**Description of the task**
Only lines holding the word "image" are wanted from the records; copy all of them.

**Given entries**

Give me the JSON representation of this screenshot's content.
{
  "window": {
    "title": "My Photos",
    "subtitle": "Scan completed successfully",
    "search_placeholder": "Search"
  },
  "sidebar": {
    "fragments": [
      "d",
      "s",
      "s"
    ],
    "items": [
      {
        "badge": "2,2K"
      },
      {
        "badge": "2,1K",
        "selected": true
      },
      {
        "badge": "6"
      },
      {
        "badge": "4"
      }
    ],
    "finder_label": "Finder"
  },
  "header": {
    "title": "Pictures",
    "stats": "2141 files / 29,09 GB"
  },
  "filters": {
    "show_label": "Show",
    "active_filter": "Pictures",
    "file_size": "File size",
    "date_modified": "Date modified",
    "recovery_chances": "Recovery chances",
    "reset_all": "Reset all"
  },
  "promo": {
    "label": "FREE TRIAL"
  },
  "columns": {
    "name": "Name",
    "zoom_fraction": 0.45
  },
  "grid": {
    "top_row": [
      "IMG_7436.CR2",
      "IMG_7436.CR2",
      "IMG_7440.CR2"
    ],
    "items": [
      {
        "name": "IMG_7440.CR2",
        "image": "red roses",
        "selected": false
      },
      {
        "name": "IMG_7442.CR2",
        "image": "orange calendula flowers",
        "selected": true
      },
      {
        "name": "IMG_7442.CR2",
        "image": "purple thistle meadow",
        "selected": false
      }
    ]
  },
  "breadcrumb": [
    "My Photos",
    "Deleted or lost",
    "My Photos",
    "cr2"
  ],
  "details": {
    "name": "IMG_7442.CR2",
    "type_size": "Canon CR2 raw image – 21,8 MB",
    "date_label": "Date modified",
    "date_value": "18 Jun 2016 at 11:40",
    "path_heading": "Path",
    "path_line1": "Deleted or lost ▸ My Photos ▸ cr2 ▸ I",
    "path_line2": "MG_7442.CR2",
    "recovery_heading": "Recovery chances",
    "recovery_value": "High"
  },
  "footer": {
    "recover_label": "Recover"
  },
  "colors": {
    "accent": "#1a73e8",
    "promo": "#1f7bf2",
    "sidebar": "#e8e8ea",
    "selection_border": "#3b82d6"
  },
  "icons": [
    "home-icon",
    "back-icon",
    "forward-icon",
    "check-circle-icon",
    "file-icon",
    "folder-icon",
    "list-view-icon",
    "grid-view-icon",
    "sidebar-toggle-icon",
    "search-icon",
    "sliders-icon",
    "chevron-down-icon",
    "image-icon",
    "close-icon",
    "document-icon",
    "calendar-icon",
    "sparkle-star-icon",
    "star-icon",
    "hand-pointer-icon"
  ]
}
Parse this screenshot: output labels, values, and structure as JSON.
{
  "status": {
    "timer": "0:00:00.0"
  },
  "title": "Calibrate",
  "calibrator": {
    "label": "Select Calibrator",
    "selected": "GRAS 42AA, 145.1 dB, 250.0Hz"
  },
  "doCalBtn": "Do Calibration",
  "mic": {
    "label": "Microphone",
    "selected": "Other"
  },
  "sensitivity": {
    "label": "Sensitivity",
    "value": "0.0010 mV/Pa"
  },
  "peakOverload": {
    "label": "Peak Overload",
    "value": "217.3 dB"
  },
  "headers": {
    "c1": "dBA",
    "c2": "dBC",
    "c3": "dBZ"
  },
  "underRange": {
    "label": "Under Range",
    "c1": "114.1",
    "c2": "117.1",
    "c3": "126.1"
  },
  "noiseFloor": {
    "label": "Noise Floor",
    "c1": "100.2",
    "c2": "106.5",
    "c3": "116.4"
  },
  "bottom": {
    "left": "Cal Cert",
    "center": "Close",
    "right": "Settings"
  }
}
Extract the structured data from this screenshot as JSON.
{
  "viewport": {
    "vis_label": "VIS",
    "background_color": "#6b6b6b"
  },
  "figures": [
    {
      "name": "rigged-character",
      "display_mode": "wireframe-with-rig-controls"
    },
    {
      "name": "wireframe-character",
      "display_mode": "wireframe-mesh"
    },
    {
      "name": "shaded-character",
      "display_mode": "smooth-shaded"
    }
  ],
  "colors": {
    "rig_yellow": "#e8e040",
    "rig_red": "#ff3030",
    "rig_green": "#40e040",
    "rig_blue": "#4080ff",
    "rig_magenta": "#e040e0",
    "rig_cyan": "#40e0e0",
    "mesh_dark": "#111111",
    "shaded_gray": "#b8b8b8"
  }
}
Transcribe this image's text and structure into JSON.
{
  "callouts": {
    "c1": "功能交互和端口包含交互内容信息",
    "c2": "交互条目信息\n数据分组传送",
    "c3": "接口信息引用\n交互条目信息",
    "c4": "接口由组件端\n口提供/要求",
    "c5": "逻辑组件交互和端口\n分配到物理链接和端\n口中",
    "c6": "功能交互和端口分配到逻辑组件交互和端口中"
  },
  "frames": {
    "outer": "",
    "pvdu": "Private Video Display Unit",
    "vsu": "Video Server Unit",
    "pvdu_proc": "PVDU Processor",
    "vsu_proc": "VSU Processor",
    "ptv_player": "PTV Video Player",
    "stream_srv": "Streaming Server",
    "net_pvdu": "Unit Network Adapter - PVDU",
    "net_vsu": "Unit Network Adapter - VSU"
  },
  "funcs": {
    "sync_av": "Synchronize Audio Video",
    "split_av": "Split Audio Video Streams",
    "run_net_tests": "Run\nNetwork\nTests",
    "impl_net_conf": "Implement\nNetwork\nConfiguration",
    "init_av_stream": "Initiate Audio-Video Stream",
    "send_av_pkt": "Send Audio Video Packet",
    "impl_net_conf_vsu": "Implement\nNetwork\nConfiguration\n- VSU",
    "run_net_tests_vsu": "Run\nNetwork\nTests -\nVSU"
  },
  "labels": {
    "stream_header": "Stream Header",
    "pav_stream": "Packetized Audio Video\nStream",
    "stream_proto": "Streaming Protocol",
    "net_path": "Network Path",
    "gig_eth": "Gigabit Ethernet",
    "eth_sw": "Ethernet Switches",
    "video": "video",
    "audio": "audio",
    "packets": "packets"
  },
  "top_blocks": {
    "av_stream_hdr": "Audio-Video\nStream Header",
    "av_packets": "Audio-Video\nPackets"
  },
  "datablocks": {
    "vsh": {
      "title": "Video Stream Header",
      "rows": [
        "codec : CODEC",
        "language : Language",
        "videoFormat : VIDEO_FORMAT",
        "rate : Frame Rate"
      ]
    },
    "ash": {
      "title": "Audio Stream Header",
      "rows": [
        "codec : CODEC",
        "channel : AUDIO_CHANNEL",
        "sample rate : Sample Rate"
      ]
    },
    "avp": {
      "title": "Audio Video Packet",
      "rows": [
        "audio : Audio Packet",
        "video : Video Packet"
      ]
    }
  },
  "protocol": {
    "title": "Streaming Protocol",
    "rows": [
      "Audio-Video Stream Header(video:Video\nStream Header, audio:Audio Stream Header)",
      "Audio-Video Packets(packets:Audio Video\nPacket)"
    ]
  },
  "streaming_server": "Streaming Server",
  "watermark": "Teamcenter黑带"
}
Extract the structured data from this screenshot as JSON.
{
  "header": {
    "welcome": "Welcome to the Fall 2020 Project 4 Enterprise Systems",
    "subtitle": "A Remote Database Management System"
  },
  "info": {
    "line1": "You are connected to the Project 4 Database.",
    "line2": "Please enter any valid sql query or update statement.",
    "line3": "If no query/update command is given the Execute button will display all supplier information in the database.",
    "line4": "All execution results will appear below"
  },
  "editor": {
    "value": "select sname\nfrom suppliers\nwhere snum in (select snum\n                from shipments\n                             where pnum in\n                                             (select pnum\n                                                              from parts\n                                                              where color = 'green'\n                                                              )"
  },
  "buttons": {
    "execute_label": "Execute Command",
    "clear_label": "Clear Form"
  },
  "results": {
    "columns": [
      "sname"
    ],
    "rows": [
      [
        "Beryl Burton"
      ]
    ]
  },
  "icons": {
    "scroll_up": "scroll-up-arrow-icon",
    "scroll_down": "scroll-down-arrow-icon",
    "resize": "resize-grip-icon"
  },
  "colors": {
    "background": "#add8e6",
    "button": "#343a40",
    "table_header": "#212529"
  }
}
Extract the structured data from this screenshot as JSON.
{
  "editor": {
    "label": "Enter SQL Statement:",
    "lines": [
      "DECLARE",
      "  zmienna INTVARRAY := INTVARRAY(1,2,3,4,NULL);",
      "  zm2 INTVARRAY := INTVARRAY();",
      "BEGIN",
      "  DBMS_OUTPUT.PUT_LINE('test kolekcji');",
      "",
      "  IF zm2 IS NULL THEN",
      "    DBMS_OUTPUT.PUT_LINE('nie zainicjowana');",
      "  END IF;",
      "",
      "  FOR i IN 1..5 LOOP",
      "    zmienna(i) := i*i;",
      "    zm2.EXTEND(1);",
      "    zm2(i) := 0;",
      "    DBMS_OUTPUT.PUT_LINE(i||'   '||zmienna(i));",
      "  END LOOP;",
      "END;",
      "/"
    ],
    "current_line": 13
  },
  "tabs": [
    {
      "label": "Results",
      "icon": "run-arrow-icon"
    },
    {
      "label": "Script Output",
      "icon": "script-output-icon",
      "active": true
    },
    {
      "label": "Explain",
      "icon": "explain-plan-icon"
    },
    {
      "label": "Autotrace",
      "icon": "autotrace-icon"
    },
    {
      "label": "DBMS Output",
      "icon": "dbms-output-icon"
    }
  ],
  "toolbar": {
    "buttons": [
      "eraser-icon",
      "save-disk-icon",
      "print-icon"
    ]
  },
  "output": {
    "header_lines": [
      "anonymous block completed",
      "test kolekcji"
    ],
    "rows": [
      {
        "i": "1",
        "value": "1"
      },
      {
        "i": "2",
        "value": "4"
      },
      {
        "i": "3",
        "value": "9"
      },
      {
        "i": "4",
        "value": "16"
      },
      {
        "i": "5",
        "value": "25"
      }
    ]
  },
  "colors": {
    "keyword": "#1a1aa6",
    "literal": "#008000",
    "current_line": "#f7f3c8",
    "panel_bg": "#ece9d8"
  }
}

**Response to the exercise**
        "image": "red roses",
        "image": "orange calendula flowers",
        "image": "purple thistle meadow",
    "type_size": "Canon CR2 raw image – 21,8 MB",
    "image-icon",
Transcribe this image's text and structure into JSON.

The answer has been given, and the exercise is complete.